[Opening MATERIALS PROVIDED section]
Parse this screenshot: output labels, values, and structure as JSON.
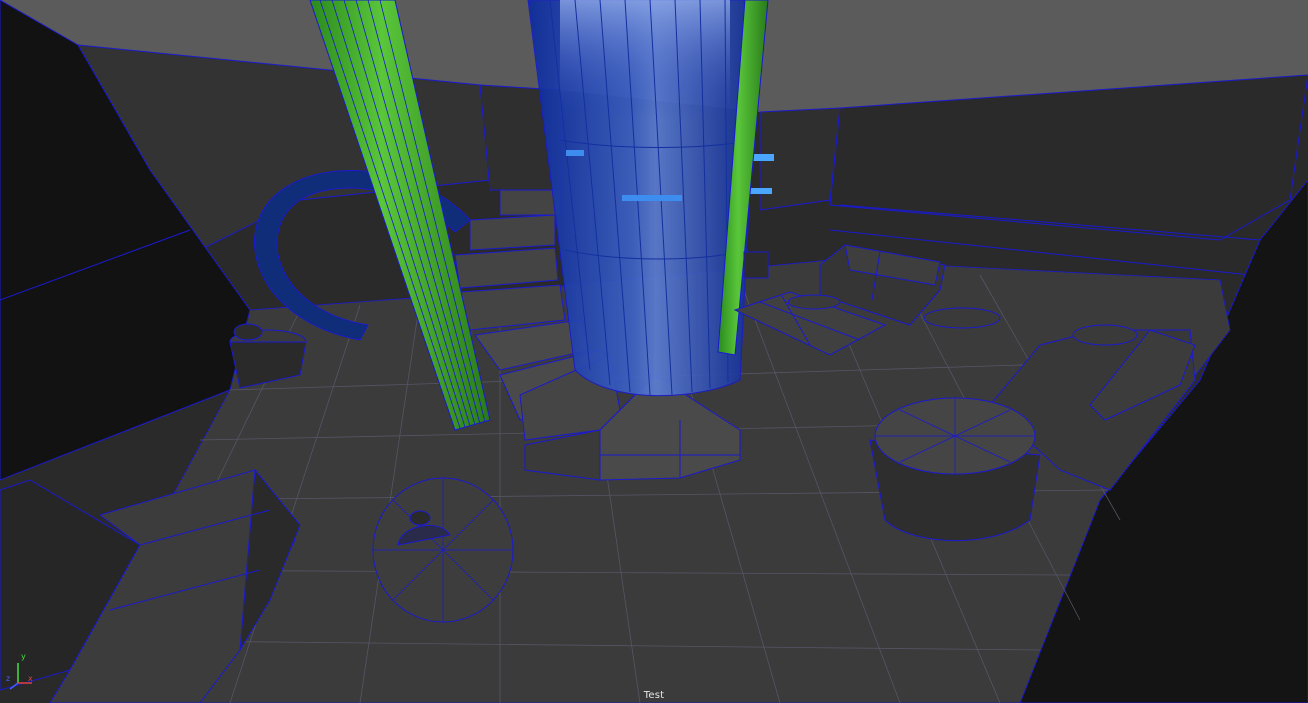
{
  "viewport": {
    "camera_label": "Test",
    "background_color": "#2a2a2a",
    "wireframe_color": "#1a1ad0"
  },
  "axis_gizmo": {
    "x_label": "x",
    "y_label": "y",
    "z_label": "z",
    "x_color": "#e04040",
    "y_color": "#40e040",
    "z_color": "#4060ff"
  },
  "materials": {
    "floor": "#3a3a3a",
    "wall": "#2f2f2f",
    "ceiling": "#5c5c5c",
    "glass_tube": "#1a3cc8",
    "pillar": "#3fa82a",
    "ring": "#0f2d78",
    "furniture": "#383838"
  }
}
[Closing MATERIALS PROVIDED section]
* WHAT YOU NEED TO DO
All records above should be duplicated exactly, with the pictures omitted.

* ANSWER BOX
Parse this screenshot: output labels, values, and structure as JSON.
{
  "viewport": {
    "camera_label": "Test",
    "background_color": "#2a2a2a",
    "wireframe_color": "#1a1ad0"
  },
  "axis_gizmo": {
    "x_label": "x",
    "y_label": "y",
    "z_label": "z",
    "x_color": "#e04040",
    "y_color": "#40e040",
    "z_color": "#4060ff"
  },
  "materials": {
    "floor": "#3a3a3a",
    "wall": "#2f2f2f",
    "ceiling": "#5c5c5c",
    "glass_tube": "#1a3cc8",
    "pillar": "#3fa82a",
    "ring": "#0f2d78",
    "furniture": "#383838"
  }
}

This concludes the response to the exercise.